Scottish engineering consultancy QED Naval has released a video footage of recently-deployed Subhub tidal platform leaving Belfast Harbour and arrival in Strangford Lough.
Subhub successfully completed the 50 nautical mile offshore passage from Belfast Harbour to Strangford Lough. The final stage of the departure was the approval from the Belfast Harbour Pilots.
The Pilot brought together all the contractors who included: Ian Coleman from Inyanga who were contracted as towing agents. Also included were the skippers of MTS Taktow, as the main tow vessel, Ferran & Sons Farset as the rear tow vessel and the licensed operators to handle the mooring lines on the D1 quayside. Final clarifications and adjustments were made with the departure plan and then the Pilot took control from that point forward.
Jeremy Smith, QED Naval’s managing director said:
“We are delighted with the performance of the Subhub during the deployment, which was not without its challenges, namely, the weather. The conditions experienced offshore reached 30 knot, near gale, wind gusts and over 2.0m significant wave height so they were far from ideal but underlines the capabilities of Subhub tidal platform and the commercial benefits and operational availability of this installation and recovery method for the through life support of tidal turbines”.
“The collaboration with Inyanga Tech as towing agents, Ferran and Sons and Cuan Marine worked very well and I wouldn’t hesitate to use them again.”
Richard Parkinson, Inyanga’s managing director said:
“The towing operation from Belfast to Strangford went well with the Subhub handling well under tow as expected from the analysis- this demonstrates that the device can be installed using low cost support vessels.

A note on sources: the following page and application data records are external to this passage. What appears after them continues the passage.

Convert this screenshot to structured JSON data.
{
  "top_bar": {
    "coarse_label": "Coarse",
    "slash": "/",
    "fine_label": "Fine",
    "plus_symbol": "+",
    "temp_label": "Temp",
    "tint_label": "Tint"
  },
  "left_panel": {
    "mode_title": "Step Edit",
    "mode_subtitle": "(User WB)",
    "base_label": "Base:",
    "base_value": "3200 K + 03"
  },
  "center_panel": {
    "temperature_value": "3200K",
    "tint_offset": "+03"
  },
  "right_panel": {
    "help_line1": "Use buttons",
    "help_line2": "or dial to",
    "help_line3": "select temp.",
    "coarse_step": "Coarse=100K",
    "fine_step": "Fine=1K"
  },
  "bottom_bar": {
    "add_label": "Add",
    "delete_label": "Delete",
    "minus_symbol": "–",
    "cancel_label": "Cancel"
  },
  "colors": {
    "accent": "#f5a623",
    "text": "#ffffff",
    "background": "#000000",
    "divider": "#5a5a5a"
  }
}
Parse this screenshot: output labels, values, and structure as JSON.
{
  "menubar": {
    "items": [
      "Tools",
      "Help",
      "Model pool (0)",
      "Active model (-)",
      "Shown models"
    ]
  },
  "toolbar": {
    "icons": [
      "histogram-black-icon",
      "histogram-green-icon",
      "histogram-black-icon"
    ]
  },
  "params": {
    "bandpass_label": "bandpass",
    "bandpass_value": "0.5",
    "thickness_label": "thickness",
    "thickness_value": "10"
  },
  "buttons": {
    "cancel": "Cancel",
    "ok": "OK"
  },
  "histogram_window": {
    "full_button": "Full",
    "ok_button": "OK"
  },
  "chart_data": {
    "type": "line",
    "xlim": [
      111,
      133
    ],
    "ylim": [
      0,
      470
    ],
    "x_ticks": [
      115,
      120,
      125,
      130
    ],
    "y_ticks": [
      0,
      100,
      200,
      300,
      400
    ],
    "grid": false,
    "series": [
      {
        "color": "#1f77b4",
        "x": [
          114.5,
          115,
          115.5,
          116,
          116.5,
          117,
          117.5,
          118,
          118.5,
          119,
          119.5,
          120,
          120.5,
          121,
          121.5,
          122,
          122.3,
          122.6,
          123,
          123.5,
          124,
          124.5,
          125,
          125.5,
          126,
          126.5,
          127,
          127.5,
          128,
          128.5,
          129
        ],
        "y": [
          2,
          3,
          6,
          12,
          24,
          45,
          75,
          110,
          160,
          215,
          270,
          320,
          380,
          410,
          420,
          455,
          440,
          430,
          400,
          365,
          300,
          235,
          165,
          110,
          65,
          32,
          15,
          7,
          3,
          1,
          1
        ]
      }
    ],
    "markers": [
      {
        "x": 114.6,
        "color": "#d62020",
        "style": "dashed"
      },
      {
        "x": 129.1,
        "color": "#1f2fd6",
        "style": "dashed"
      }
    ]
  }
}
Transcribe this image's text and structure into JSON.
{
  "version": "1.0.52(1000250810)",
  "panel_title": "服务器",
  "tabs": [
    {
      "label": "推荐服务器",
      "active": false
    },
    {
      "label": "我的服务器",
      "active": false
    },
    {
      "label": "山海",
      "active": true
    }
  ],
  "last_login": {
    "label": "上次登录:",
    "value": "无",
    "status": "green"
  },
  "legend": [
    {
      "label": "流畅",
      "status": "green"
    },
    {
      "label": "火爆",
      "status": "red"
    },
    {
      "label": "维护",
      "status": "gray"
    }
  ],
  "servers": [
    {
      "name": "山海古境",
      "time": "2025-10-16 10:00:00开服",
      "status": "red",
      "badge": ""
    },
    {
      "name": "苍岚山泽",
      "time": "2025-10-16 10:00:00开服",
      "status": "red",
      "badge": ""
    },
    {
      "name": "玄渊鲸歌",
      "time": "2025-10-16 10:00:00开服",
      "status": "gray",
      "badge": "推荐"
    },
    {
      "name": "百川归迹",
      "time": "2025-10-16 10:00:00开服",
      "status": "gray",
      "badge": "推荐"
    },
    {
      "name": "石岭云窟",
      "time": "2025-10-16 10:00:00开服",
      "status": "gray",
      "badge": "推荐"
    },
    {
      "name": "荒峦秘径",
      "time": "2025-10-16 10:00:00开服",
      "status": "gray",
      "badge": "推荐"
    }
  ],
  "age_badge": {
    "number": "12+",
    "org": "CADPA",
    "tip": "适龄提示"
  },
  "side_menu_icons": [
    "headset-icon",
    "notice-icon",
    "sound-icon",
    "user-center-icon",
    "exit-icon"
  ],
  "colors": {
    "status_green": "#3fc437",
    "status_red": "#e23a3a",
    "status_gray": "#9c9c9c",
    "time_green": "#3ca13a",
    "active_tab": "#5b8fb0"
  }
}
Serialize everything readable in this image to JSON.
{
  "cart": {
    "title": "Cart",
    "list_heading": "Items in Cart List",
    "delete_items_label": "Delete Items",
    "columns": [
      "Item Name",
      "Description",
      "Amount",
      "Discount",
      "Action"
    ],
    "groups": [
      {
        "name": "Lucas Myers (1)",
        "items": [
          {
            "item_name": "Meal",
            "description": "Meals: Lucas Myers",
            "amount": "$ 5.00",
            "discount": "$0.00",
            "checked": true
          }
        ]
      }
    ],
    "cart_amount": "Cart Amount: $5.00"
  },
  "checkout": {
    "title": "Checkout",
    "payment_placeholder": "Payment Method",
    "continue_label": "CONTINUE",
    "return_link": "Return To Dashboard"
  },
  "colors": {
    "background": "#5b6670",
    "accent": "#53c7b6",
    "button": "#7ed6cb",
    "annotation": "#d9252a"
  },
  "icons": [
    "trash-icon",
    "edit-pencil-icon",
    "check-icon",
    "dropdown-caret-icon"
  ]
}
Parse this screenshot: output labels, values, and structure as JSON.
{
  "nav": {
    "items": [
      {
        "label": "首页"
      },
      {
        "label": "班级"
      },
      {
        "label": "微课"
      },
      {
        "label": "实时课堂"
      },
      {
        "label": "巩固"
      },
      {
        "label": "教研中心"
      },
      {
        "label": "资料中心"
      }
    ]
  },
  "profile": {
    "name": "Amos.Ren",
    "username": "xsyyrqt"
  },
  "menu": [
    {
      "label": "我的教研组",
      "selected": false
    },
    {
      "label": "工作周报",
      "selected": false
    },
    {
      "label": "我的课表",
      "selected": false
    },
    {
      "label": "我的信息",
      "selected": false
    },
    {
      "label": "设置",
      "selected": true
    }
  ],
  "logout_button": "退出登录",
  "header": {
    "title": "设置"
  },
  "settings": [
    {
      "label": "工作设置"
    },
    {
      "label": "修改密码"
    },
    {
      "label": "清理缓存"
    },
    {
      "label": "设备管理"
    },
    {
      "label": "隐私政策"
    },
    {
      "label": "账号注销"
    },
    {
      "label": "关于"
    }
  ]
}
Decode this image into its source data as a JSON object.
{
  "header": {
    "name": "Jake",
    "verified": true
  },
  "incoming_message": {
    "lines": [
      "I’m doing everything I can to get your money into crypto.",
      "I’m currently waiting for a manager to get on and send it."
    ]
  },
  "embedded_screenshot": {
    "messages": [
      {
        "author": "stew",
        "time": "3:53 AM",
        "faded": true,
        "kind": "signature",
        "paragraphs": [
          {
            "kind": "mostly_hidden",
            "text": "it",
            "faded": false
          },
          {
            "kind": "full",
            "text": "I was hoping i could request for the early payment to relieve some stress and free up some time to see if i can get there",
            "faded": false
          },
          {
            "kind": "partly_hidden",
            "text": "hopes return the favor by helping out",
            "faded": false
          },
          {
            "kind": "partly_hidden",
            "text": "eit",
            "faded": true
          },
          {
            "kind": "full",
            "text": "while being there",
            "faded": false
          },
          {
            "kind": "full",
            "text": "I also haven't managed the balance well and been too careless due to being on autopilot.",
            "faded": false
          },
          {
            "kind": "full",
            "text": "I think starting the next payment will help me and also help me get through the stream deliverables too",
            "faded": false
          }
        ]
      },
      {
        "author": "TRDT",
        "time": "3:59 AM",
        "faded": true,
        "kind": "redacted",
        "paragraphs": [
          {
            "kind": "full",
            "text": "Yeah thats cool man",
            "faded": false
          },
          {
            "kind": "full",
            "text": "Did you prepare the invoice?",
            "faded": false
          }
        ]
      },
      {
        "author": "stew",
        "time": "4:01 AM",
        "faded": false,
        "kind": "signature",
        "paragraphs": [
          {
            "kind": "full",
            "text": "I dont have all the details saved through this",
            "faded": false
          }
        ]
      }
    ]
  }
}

We are very pleased to be providing support to this exciting technology.”
MTS Taktow proved itself to be the ideal towing vessel with a bollard pull of 18t and at reasonable cost despite being mobilised from Brixham, QED said.
Belfast Harbour Pilots requested that another vessel of equivalent bollard pull was used in combination with Taktow within the confines of Belfast Harbour. QED Naval selected Ferran’s Farset with a 14t bollard pull. Ferran’s had been helping QED Naval with the towing setup and specification over the last few months so this was an easy decision.
The 50 nautical mile passage was carried out at an average towing speed of 3 to 4 knots and took just over 11 hours. The successful completion of the passage validates the claims made by QED Naval about Subhub in terms of high operational availability and hence high deployment rates and reliable maintenance schedules for tidal projects underlining the commercial benefits and reduced cost of ownership.
Arrival in Strangford Lough
Subhub arrived in Strangford Lough around on Wednesday 16th January. The pilot from Cuan Marine joined the Taktow to guide them in over the Strangford Bar and through the Narrows on the flood tide.
The tow moved quickly through the Narrows at 4.5knots passing the MCT tidal turbine now partially decommissioned. It was reputed to have cost £5m+ to install and something similar to remove. This encapsulates the driving principal of Subhub tidal platform given that it cost just over £100,000 to deploy including load out, launch, planning consents (MCA, MWS, BHC), launch, towing, moorings and insurance.